Where a line of the listing below includes the word "JSON", reproduce that line.

*Supplied records*.

-=-=-

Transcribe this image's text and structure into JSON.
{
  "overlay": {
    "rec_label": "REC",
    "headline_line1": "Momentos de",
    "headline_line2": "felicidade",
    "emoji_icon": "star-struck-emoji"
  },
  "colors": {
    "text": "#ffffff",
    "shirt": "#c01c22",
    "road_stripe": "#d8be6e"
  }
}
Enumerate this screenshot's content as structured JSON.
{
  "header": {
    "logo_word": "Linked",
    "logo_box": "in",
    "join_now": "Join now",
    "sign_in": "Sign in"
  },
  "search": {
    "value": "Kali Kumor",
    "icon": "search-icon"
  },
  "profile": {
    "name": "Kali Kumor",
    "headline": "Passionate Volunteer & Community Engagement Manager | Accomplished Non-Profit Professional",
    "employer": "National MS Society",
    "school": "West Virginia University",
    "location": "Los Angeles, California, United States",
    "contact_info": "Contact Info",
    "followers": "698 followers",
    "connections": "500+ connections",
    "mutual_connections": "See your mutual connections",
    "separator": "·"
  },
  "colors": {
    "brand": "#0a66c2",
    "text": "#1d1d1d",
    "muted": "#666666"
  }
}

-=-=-

*Response to this task*.
Transcribe this image's text and structure into JSON.
Enumerate this screenshot's content as structured JSON.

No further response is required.